Goal of the exercise: Look for the string "badge" in the material below. Copy every line where you find it.

Material shown:
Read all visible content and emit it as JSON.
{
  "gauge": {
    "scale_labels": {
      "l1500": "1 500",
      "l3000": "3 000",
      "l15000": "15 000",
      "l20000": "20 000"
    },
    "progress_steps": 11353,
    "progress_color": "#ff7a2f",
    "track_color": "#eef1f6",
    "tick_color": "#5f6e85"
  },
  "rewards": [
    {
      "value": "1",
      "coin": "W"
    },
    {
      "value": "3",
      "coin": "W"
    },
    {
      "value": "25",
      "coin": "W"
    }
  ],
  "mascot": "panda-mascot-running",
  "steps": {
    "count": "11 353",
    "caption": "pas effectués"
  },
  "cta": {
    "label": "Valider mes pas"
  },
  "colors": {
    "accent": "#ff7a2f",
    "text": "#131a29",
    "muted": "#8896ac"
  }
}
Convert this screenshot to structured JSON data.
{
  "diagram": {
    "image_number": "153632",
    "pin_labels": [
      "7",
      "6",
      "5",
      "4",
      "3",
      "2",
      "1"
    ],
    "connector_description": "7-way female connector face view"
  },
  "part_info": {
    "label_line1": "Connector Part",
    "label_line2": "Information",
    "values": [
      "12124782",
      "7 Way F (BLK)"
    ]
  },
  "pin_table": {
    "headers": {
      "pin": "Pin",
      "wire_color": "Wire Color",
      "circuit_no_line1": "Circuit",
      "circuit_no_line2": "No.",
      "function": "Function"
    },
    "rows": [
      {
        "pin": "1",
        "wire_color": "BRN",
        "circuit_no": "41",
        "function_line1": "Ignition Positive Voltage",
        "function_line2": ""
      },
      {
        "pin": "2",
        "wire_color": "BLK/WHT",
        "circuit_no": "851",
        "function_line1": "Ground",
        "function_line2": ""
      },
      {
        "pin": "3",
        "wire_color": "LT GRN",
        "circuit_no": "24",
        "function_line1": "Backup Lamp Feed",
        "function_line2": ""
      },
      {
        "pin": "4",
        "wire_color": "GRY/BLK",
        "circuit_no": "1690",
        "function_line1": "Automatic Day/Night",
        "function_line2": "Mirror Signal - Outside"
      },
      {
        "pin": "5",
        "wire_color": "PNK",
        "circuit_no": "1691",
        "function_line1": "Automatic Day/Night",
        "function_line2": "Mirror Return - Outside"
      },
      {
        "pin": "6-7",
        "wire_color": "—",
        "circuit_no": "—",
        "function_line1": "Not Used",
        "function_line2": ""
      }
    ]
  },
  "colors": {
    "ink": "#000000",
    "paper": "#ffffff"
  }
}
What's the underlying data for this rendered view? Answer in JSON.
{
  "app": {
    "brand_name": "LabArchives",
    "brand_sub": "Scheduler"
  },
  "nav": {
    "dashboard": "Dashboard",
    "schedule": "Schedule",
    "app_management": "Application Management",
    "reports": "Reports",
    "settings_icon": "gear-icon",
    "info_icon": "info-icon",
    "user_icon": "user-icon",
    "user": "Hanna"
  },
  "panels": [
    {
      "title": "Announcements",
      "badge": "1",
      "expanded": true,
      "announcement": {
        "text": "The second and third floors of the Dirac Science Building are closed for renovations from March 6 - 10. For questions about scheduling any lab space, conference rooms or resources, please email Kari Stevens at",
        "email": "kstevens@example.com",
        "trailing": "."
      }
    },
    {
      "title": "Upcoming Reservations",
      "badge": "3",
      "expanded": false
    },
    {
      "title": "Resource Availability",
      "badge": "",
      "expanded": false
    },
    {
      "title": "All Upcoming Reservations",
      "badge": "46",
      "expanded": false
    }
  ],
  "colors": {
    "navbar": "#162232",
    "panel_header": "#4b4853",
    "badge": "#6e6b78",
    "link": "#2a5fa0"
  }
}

Solution for this exercise:
      "badge": "1",
      "badge": "3",
      "badge": "",
      "badge": "46",
    "badge": "#6e6b78",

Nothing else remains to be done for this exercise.